Judge reprimands Vasco, shutters youth lodging
Vasco da Gama has been ordered by a juvenile justice judge to
immediately suspend activities at its youth training facilities
because an investigation found teenage footballers were living in
Judge Ivone Ferreira Caetana issued the ruling on Wednesday in
response to charges by state prosecutors who have been looking into
conditions at the club’s main youth facilities in Sao Januario
It was only in February, after a 14-year-old boy died while
trying out in Itaguai, a more remote training center, that
investigators even learned of the existence of that facility, which
housed dozens of boys aged from 13 to 17.
Since then, they’ve learned there were no doctors available on
site when the boy, Wendel Venancio da Silva, died.
In an investigation since then, prosecutors found the boys were
lodged in deplorable conditions and not fed enough as they were
pushed through a grueling routine that left them with little time
for school, said main prosecutor Clisanger Ferreira Goncalves in a
In addition to denouncing the teenagers’ poor housing and
nutrition and their strenuous schedule, prosecutors also charged
the club with transporting the teenagers in an unsafe vehicle,
failing to provide them with medical care, and exposing them to
”The decision was made to safeguard the most fundamental rights
of dozens of the teenagers, aged 13 through 17, who are being
violently disrespected by the club,” the judge said. ”The
conditions these children are exposed to are slave-like.”
Calls and an email requesting comment from Vasco got no
As of Thursday, Vasco had five days to start improving the
situation. If the judge’s orders are not followed within 30 days,
the club faces a fine of $16,000 a day.
In the meantime, the club is prohibited from using the
facilities at Itaguai for training or housing young players.
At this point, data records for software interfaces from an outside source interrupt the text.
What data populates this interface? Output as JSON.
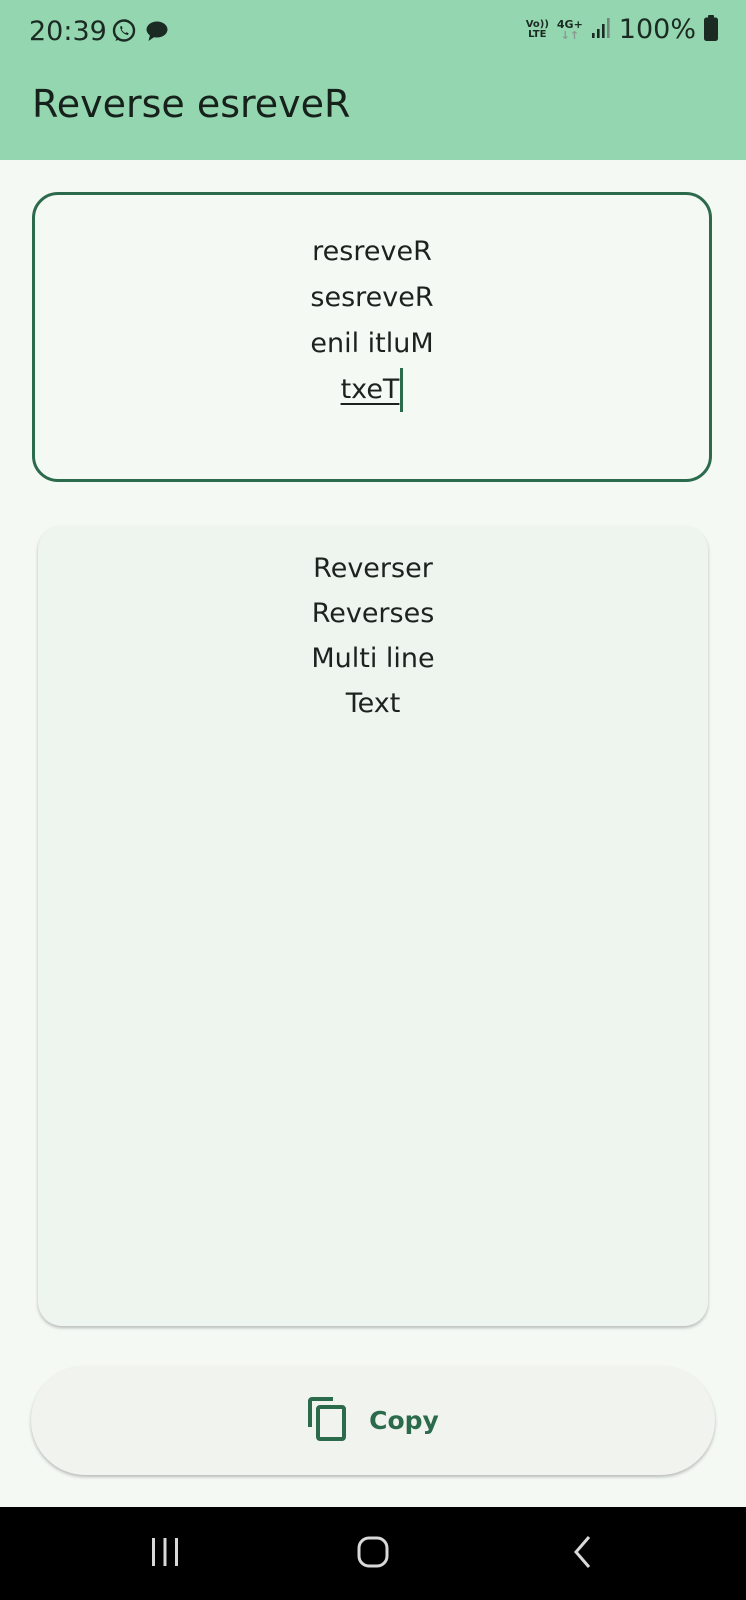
{
  "status_bar": {
    "time": "20:39",
    "volte_top": "Vo))",
    "volte_bottom": "LTE",
    "network_type": "4G+",
    "network_arrows": "↓↑",
    "battery_percent": "100%",
    "icons": [
      "whatsapp-icon",
      "chat-bubble-icon",
      "volte-icon",
      "signal-icon",
      "battery-icon"
    ]
  },
  "app_bar": {
    "title": "Reverse esreveR"
  },
  "input": {
    "lines": [
      "resreveR",
      "sesreveR",
      "enil itluM",
      "txeT"
    ]
  },
  "output": {
    "lines": [
      "Reverser",
      "Reverses",
      "Multi line",
      "Text"
    ]
  },
  "copy_button": {
    "label": "Copy",
    "icon": "copy-icon"
  },
  "nav_bar": {
    "icons": [
      "recent-apps-icon",
      "home-icon",
      "back-icon"
    ]
  },
  "colors": {
    "app_bar": "#93d6b0",
    "accent": "#2c6a4c",
    "background": "#f5f9f4",
    "output_card": "#eef4ee",
    "nav_bar": "#000000"
  }
}
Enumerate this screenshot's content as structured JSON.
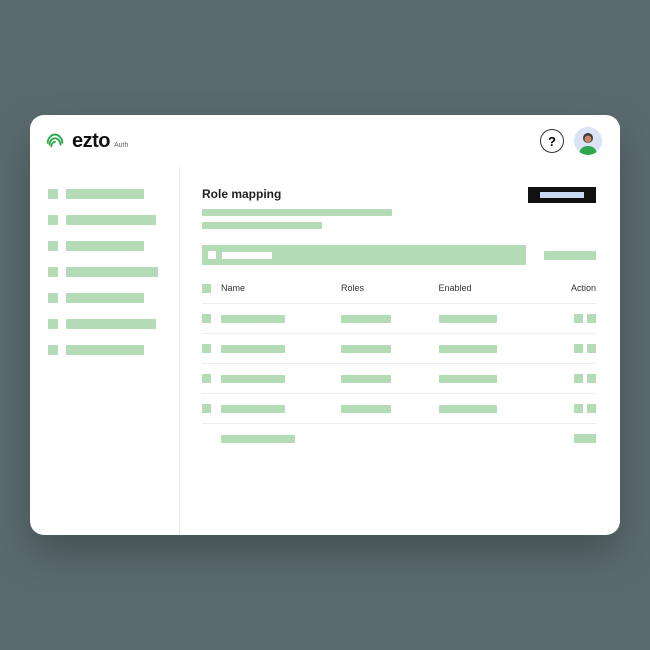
{
  "brand": {
    "name": "ezto",
    "sub": "Auth"
  },
  "topbar": {
    "help_label": "?",
    "avatar_alt": "User avatar"
  },
  "sidebar": {
    "items": [
      {
        "icon": "nav-icon",
        "label_width": 78
      },
      {
        "icon": "nav-icon",
        "label_width": 90
      },
      {
        "icon": "nav-icon",
        "label_width": 78
      },
      {
        "icon": "nav-icon",
        "label_width": 92
      },
      {
        "icon": "nav-icon",
        "label_width": 78
      },
      {
        "icon": "nav-icon",
        "label_width": 90
      },
      {
        "icon": "nav-icon",
        "label_width": 78
      }
    ]
  },
  "page": {
    "title": "Role mapping",
    "primary_button_label": "",
    "subtitle_placeholder_1": "",
    "subtitle_placeholder_2": "",
    "filter_placeholder": "",
    "secondary_button_label": ""
  },
  "table": {
    "columns": {
      "name": "Name",
      "roles": "Roles",
      "enabled": "Enabled",
      "action": "Action"
    },
    "rows": [
      {
        "name": "",
        "roles": "",
        "enabled": "",
        "action": ""
      },
      {
        "name": "",
        "roles": "",
        "enabled": "",
        "action": ""
      },
      {
        "name": "",
        "roles": "",
        "enabled": "",
        "action": ""
      },
      {
        "name": "",
        "roles": "",
        "enabled": "",
        "action": ""
      },
      {
        "name": "",
        "roles": "",
        "enabled": "",
        "action": ""
      }
    ]
  },
  "colors": {
    "accent": "#b2dbb6",
    "logo_green": "#2aa84a"
  }
}
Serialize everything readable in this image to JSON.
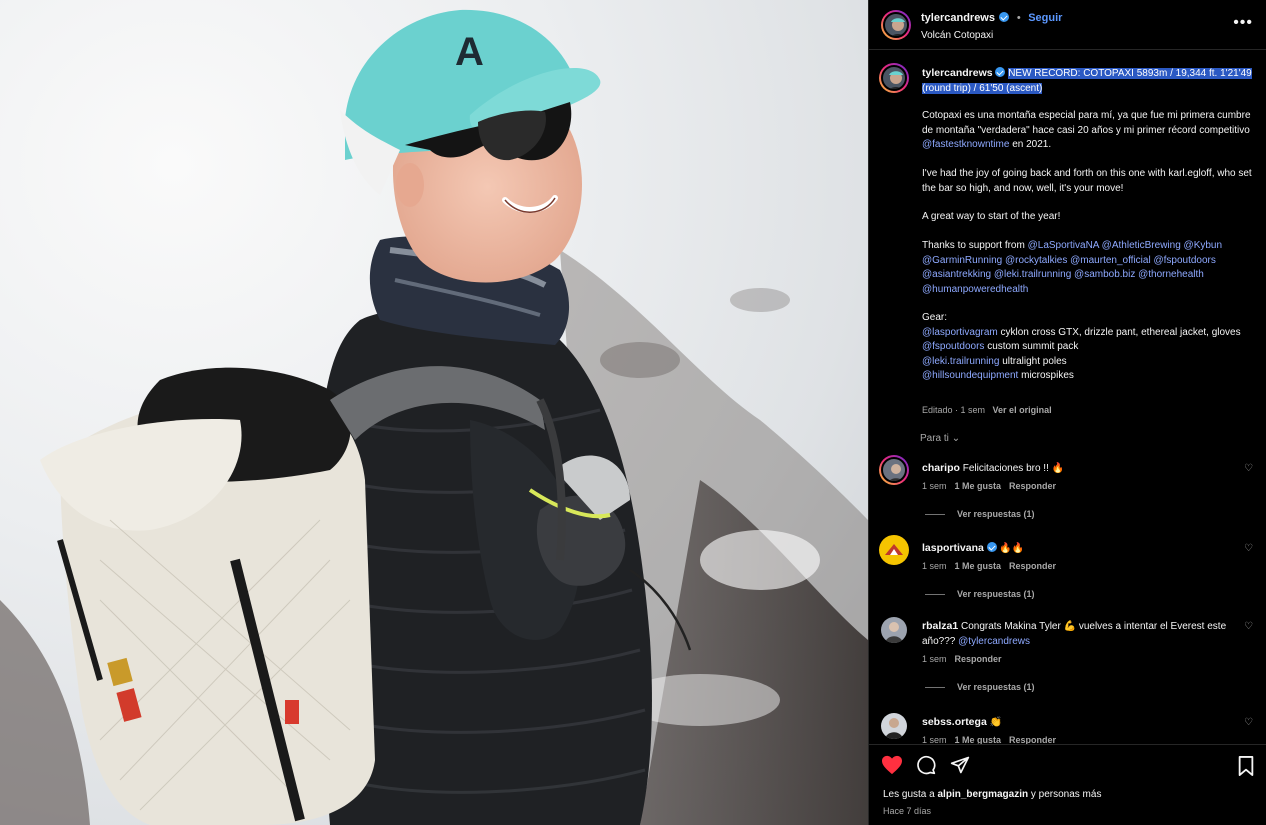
{
  "post": {
    "author": "tylercandrews",
    "location": "Volcán Cotopaxi",
    "follow_label": "Seguir",
    "separator": "•",
    "more_label": "•••"
  },
  "caption": {
    "username": "tylercandrews",
    "headline": "NEW RECORD: COTOPAXI 5893m / 19,344 ft. 1'21'49 (round trip) / 61'50 (ascent)",
    "p1_text": "Cotopaxi es una montaña especial para mí, ya que fue mi primera cumbre de montaña \"verdadera\" hace casi 20 años y mi primer récord competitivo",
    "p1_mention": "@fastestknowntime",
    "p1_tail": "en 2021.",
    "p2": "I've had the joy of going back and forth on this one with karl.egloff, who set the bar so high, and now, well, it's your move!",
    "p3": "A great way to start of the year!",
    "p4_text": "Thanks to support from",
    "p4_mentions": "@LaSportivaNA @AthleticBrewing @Kybun @GarminRunning @rockytalkies @maurten_official @fspoutdoors @asiantrekking @leki.trailrunning @sambob.biz @thornehealth @humanpoweredhealth",
    "gear_title": "Gear:",
    "gear": [
      {
        "mention": "@lasportivagram",
        "text": "cyklon cross GTX, drizzle pant, ethereal jacket, gloves"
      },
      {
        "mention": "@fspoutdoors",
        "text": "custom summit pack"
      },
      {
        "mention": "@leki.trailrunning",
        "text": "ultralight poles"
      },
      {
        "mention": "@hillsoundequipment",
        "text": "microspikes"
      }
    ],
    "edited": "Editado · 1 sem",
    "see_original": "Ver el original"
  },
  "for_you_label": "Para ti",
  "comments": [
    {
      "username": "charipo",
      "text": "Felicitaciones bro !! 🔥",
      "mention": "",
      "time": "1 sem",
      "likes": "1 Me gusta",
      "reply": "Responder",
      "replies": "Ver respuestas (1)",
      "verified": false
    },
    {
      "username": "lasportivana",
      "text": "🔥🔥",
      "mention": "",
      "time": "1 sem",
      "likes": "1 Me gusta",
      "reply": "Responder",
      "replies": "Ver respuestas (1)",
      "verified": true
    },
    {
      "username": "rbalza1",
      "text": "Congrats Makina Tyler 💪 vuelves a intentar el Everest este año???",
      "mention": "@tylercandrews",
      "time": "1 sem",
      "likes": "",
      "reply": "Responder",
      "replies": "Ver respuestas (1)",
      "verified": false
    },
    {
      "username": "sebss.ortega",
      "text": "👏",
      "mention": "",
      "time": "1 sem",
      "likes": "1 Me gusta",
      "reply": "Responder",
      "replies": "",
      "verified": false
    }
  ],
  "footer": {
    "likes_prefix": "Les gusta a",
    "likes_user": "alpin_bergmagazin",
    "likes_suffix": "y personas más",
    "date": "Hace 7 días"
  },
  "colors": {
    "background": "#000000",
    "link": "#5c98ff",
    "mention": "#8ea9ff",
    "highlight": "#2b59c3",
    "like_red": "#ff3040",
    "verified": "#3897f0"
  }
}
The judge ruled that youths should eat with the professional
players, and be trained at Sao Januario, where the facilities were
better but needed to be fixed in five days. The problems at Sao
Januario include dorm rooms without ventilation, old and torn
mattresses, and water rationing.
About 20 teenagers are from other states and have difficulty
seeing their families because the club won’t pay for their
transportation. This also must be changed, the court said.
Prosecutor Goncalves has been involved with the investigation of
Sao Januario for three years. She spent the last year negotiating
terms of improvement with the club in meetings often attended by
the president, Roberto Dinamite.
She thought the club had agreed to improve conditions when
14-year-old Silva died at the Itaguai site, which had never been
disclosed to prosecutors.
”The conditions at the Sao Januario training center were not
ideal, but we made suggestions and thought they were being
followed,” she said in a statement. ”But they were lying, and
using the Itaguai site. What we found there is an affront to the
basic rights of children and teenagers.”
Exploitation of young players with dreams of making it big was a
common phenomenon in Brazil, but one that’s never been addressed by
FIFA or by the clubs that benefit from the sales of these young
players, said Christopher Gaffney, a Brazil-based academic who has
written about local football.
”The economy of football depends on unpaid adolescent labor,”
Gaffney said. ”This is a global phenomenon that the Brazilian
clubs exploit to their advantage.”
Other big clubs in Rio are also under scrutiny, prosecutors
Flamengo was facing an investigation after a 14-year-old hurt
himself within their facilities. Botafogo and Fluminense are faced
administrative inquiries into the conditions of their youth
In five days, a team of social workers, psychologists and law
enforcement officials will visit Vasco’s training grounds to check